Fire Safety Tips for the Holidays
12/3/2018 12:00:00 PM
The holidays are a time for celebration, family, and decorations. These joyous times also bring new hazards and safety considerations for homes and businesses alike. Each year nearly 47,000 fires occur during the winter holidays, claiming more than 500 lives, causing more than 2,200 injuries, and costing $554M in property damage, according to the National Fire Protection Association (NFPA). The increased use of candles, fireplaces, and combustible decorations means more risk for fire. It is important that employees and tenants know the property rules and regulations as they relate to holiday fire safety for your organization.
Candle Fire Safety
More than one-third of home decoration fires are started by candles, according to the NFPA. You can protect your home and business by prohibiting open flame candles; swap these out for battery operated candles. This also eliminates potential burns from hot wax.
When open-flame candles must be used, follow these safety tips:
- Candles should be blown out when you leave the room or go to bed
- Avoid using candles in the bedroom and other areas where people may fall asleep
- Children should never be left alone in a room with a burning candle or any open flame
- Keep candles at least 12 inches away from decorations and anything that can burn
- Light candles carefully. Keep your hair and any loose clothing away from the flame
- Only use candle holders that are sturdy and difficult to tip over
- Candle holders should only be placed on a surface that is sturdy and orderly
- Don't burn a candle all the way down. Candles should be put out before it gets too close to the holder
- Never use a candle if oxygen is used in the home or building
Turkey Fryer Safety
Turkey fryers have become a new source for holiday fires. The Consumer Product Safety Commission reports 216 fire or scald/burn incidents involving turkey fryers that occurred in the last two decades (between 1998 and 2018), resulting in more than $9.7 million in property loss.

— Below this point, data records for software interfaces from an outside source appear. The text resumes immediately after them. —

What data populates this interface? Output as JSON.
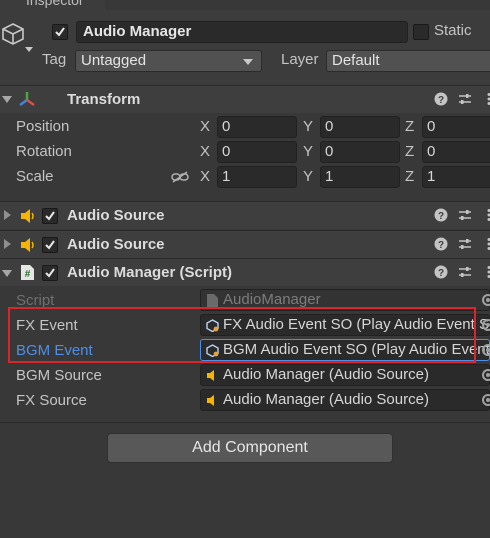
{
  "window": {
    "tab_title": "Inspector"
  },
  "gameobject": {
    "active": true,
    "name": "Audio Manager",
    "static_label": "Static",
    "static_checked": false,
    "tag_label": "Tag",
    "tag_value": "Untagged",
    "layer_label": "Layer",
    "layer_value": "Default"
  },
  "transform": {
    "title": "Transform",
    "rows": [
      {
        "label": "Position",
        "x": "0",
        "y": "0",
        "z": "0"
      },
      {
        "label": "Rotation",
        "x": "0",
        "y": "0",
        "z": "0"
      },
      {
        "label": "Scale",
        "x": "1",
        "y": "1",
        "z": "1"
      }
    ],
    "axis": {
      "x": "X",
      "y": "Y",
      "z": "Z"
    }
  },
  "audio_source_1": {
    "title": "Audio Source",
    "enabled": true
  },
  "audio_source_2": {
    "title": "Audio Source",
    "enabled": true
  },
  "script_component": {
    "title": "Audio Manager (Script)",
    "enabled": true,
    "fields": {
      "script": {
        "label": "Script",
        "value": "AudioManager"
      },
      "fx_event": {
        "label": "FX Event",
        "value": "FX Audio Event SO (Play Audio Event SO)"
      },
      "bgm_event": {
        "label": "BGM Event",
        "value": "BGM Audio Event SO (Play Audio Event SO)"
      },
      "bgm_source": {
        "label": "BGM Source",
        "value": "Audio Manager (Audio Source)"
      },
      "fx_source": {
        "label": "FX Source",
        "value": "Audio Manager (Audio Source)"
      }
    }
  },
  "add_component_label": "Add Component",
  "colors": {
    "background": "#383838",
    "highlight": "#d8262b",
    "selected_label": "#4d8fe8",
    "audio_icon": "#f5b400"
  }
}
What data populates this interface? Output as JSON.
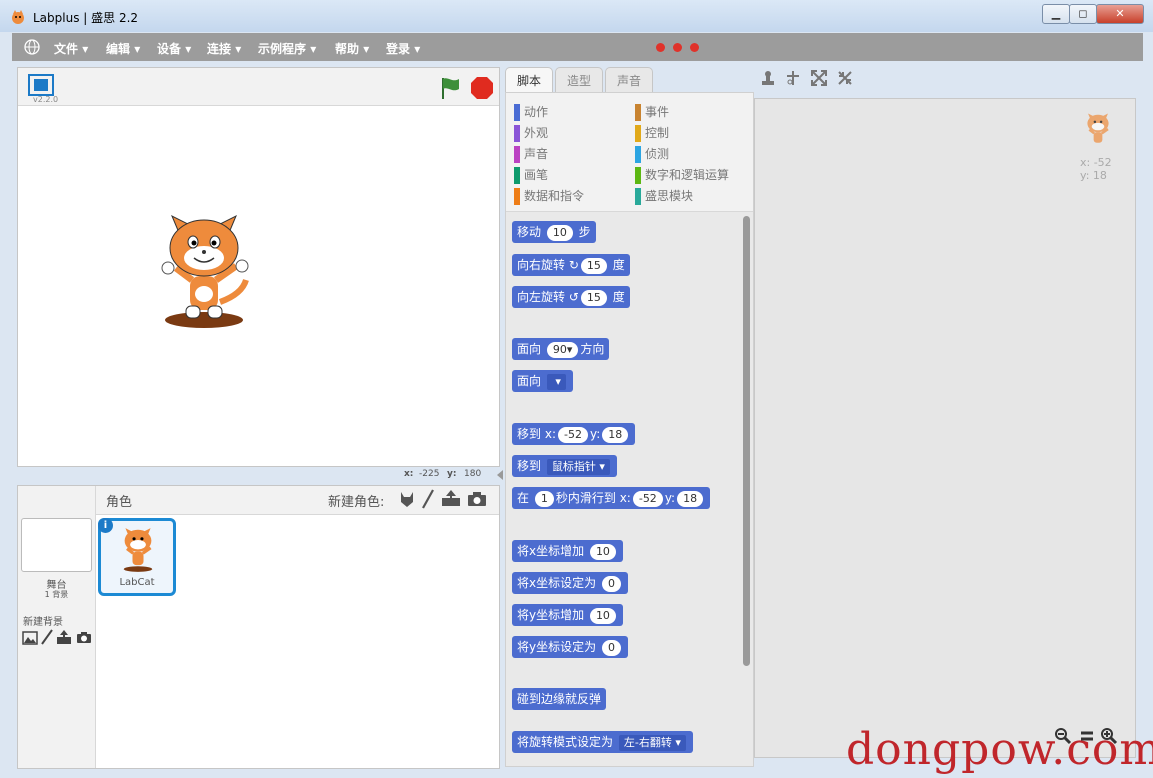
{
  "window": {
    "title": "Labplus | 盛思 2.2",
    "minimize_icon": "minimize-icon",
    "maximize_icon": "maximize-icon",
    "close_icon": "close-icon"
  },
  "menu": {
    "items": [
      "文件",
      "编辑",
      "设备",
      "连接",
      "示例程序",
      "帮助",
      "登录"
    ],
    "dot_color": "#e0322a"
  },
  "stage": {
    "version": "v2.2.0",
    "coords": {
      "x_label": "x:",
      "x_value": "-225",
      "y_label": "y:",
      "y_value": "180"
    }
  },
  "sprites": {
    "header": "角色",
    "new_sprite": "新建角色:",
    "stage_label": "舞台",
    "backdrops": "1 背景",
    "new_backdrop": "新建背景",
    "sprite_name": "LabCat"
  },
  "tabs": [
    "脚本",
    "造型",
    "声音"
  ],
  "categories": {
    "left": [
      {
        "label": "动作",
        "color": "#4a6cd4"
      },
      {
        "label": "外观",
        "color": "#8a55d7"
      },
      {
        "label": "声音",
        "color": "#bb42c3"
      },
      {
        "label": "画笔",
        "color": "#0e9a6c"
      },
      {
        "label": "数据和指令",
        "color": "#ee7d16"
      }
    ],
    "right": [
      {
        "label": "事件",
        "color": "#c88330"
      },
      {
        "label": "控制",
        "color": "#e1a91a"
      },
      {
        "label": "侦测",
        "color": "#2ca5e2"
      },
      {
        "label": "数字和逻辑运算",
        "color": "#5cb712"
      },
      {
        "label": "盛思模块",
        "color": "#29a99a"
      }
    ]
  },
  "blocks": {
    "move": {
      "a": "移动",
      "v": "10",
      "b": "步"
    },
    "turn_right": {
      "a": "向右旋转",
      "v": "15",
      "b": "度"
    },
    "turn_left": {
      "a": "向左旋转",
      "v": "15",
      "b": "度"
    },
    "point_dir": {
      "a": "面向",
      "v": "90",
      "b": "方向"
    },
    "point_to": {
      "a": "面向"
    },
    "goto_xy": {
      "a": "移到",
      "xl": "x:",
      "x": "-52",
      "yl": "y:",
      "y": "18"
    },
    "goto": {
      "a": "移到",
      "v": "鼠标指针"
    },
    "glide": {
      "a": "在",
      "v": "1",
      "b": "秒内滑行到",
      "xl": "x:",
      "x": "-52",
      "yl": "y:",
      "y": "18"
    },
    "change_x": {
      "a": "将x坐标增加",
      "v": "10"
    },
    "set_x": {
      "a": "将x坐标设定为",
      "v": "0"
    },
    "change_y": {
      "a": "将y坐标增加",
      "v": "10"
    },
    "set_y": {
      "a": "将y坐标设定为",
      "v": "0"
    },
    "bounce": {
      "a": "碰到边缘就反弹"
    },
    "rotation": {
      "a": "将旋转模式设定为",
      "v": "左-右翻转"
    }
  },
  "script_area": {
    "sprite_x": "x: -52",
    "sprite_y": "y: 18"
  },
  "watermark": "dongpow.com"
}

Seek out professionals to fry your turkey or utilize a new oil-less fryer. Should you wish to fry your own turkey, follow these best practices:
- Always ensure your turkey is thawed and dry
- Set the fryer up at least 10 feet from the building on level ground
- Keep hand protection available as the lid and handle often become too hot to handle
- Keep a fire extinguisher present
Christmas Tree Fire Prevention
Christmas trees are often a great source of fun and memories; especially fresh trees. Use the following best practices to maintain Christmas tree safety:
- Keep trees at least three feet from heat sources (fireplaces, radiators, etc.)
- Only use lights tested by a qualified testing laboratory and designed specifically for indoor or outdoor use depending on your application
- Always turn off the lights when you leave for the day or place them on a timer
- Keep your tree watered, topping off the reservoir daily
- Never use lit candles as tree decorations
According to the NFPA, one of every three home Christmas tree fires is caused by electrical problems. Check out this video to see just how quickly a dried out Christmas tree can burn:
Other Safety Considerations
Smoke alarms and carbon monoxide detectors should be tested to ensure they are working properly and emergency exits should be kept clear, especially in advance of special events where more people may be frequenting the business. Heating equipment should be inspected for proper operation and special care should be taken to ensure combustible items and decorations are not placed too close.
Additional Fire Safety Resources
PHLY agents and policyholders can access additional risk reduction information, including a technical bulletin on Winter Holiday Fire Safety, by logging into your MyPHLY account and selecting Risk Management Services.
The NFPA also has some helpful resources:
IMPORTANT NOTICE - The information and suggestions presented by Philadelphia Indemnity Insurance Company in this E-Brochure is for your consideration in your loss prevention efforts. They are not intended to be complete or definitive in identifying all hazards associated with your business, preventing workplace accidents, or complying with any safety related, or other, laws or regulations. You are encouraged to alter them to fit the specific hazards of your business and to have your legal counsel review all of your plans and company policies.